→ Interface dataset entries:
- - -

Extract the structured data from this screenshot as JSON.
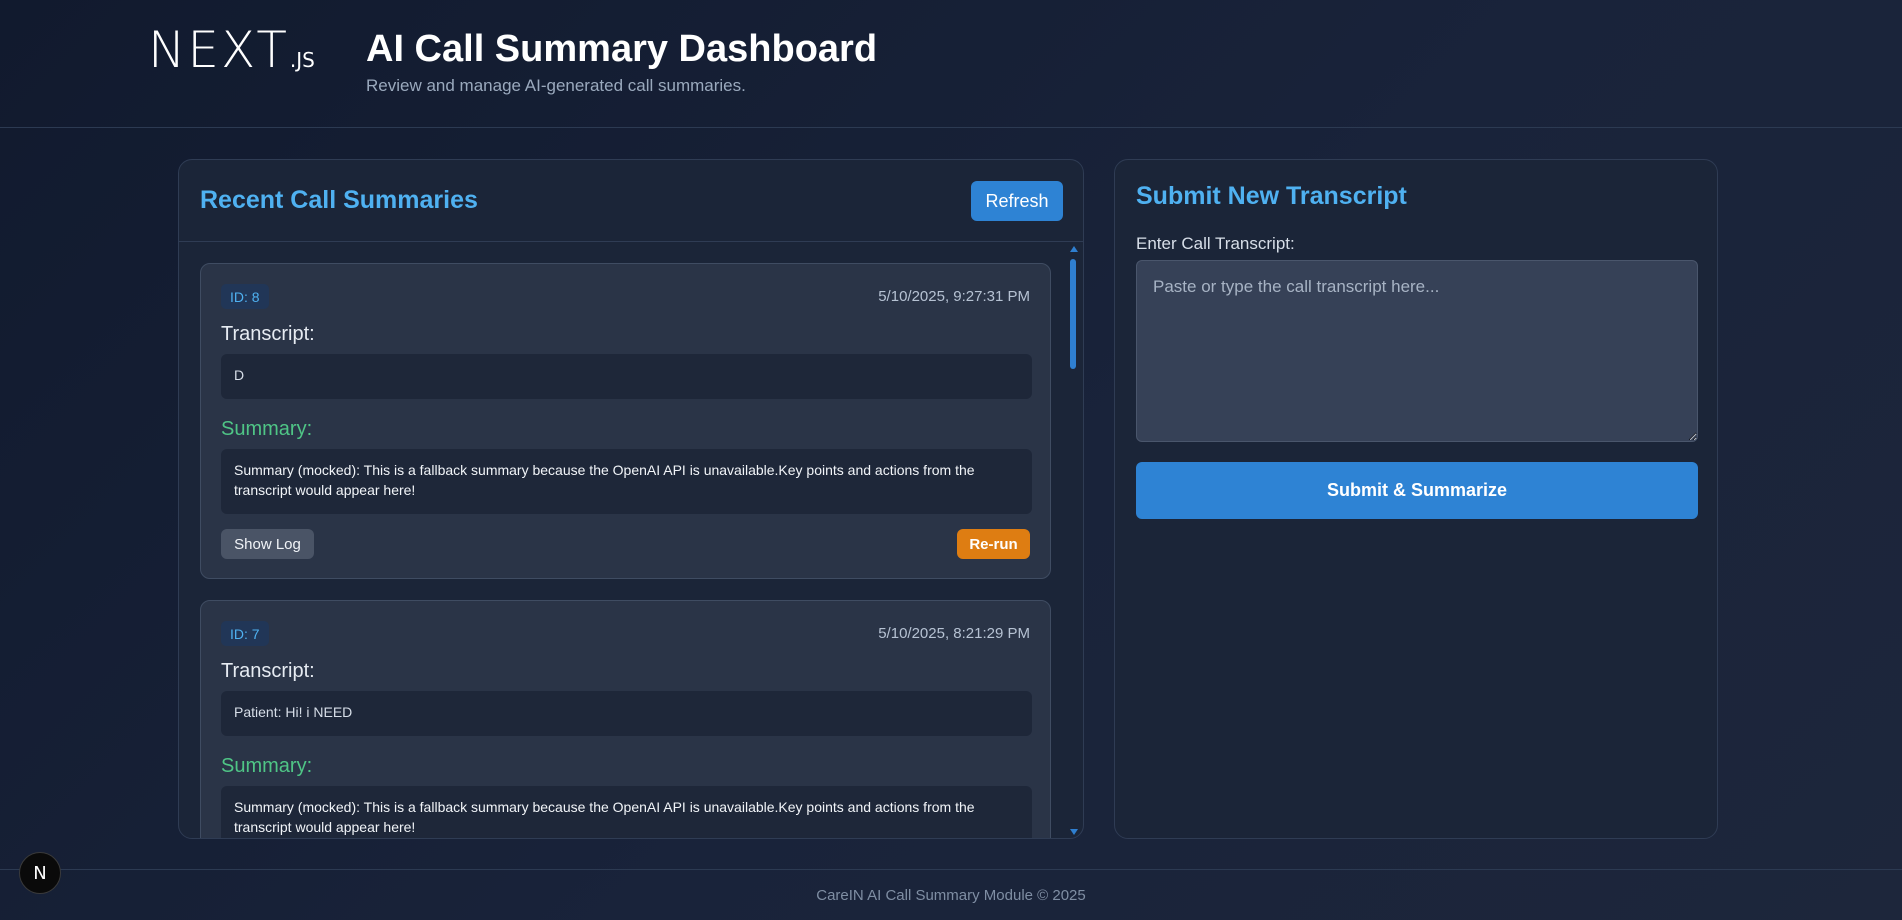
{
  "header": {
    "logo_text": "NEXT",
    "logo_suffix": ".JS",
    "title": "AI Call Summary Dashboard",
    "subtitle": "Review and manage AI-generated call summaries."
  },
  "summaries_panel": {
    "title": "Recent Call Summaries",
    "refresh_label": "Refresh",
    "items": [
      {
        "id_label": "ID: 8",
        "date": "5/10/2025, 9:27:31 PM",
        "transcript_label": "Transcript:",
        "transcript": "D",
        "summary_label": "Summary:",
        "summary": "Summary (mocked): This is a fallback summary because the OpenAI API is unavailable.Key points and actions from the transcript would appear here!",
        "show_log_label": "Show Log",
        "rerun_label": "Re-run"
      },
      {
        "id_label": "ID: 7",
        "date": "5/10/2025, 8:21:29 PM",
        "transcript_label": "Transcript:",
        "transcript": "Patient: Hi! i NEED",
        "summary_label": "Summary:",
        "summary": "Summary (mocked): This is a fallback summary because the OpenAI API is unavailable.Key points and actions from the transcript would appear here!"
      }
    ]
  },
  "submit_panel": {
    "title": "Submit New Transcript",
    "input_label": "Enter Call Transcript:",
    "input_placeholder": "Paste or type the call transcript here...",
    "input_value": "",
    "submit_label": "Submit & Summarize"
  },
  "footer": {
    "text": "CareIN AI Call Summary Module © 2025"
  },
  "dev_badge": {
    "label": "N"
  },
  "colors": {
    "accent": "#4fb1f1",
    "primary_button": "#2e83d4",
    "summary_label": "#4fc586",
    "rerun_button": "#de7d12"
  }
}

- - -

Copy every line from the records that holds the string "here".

→ Response below:
        "summary": "Summary (mocked): This is a fallback summary because the OpenAI API is unavailable.Key points and actions from the transcript would appear here!",
        "summary": "Summary (mocked): This is a fallback summary because the OpenAI API is unavailable.Key points and actions from the transcript would appear here!"
    "input_placeholder": "Paste or type the call transcript here...",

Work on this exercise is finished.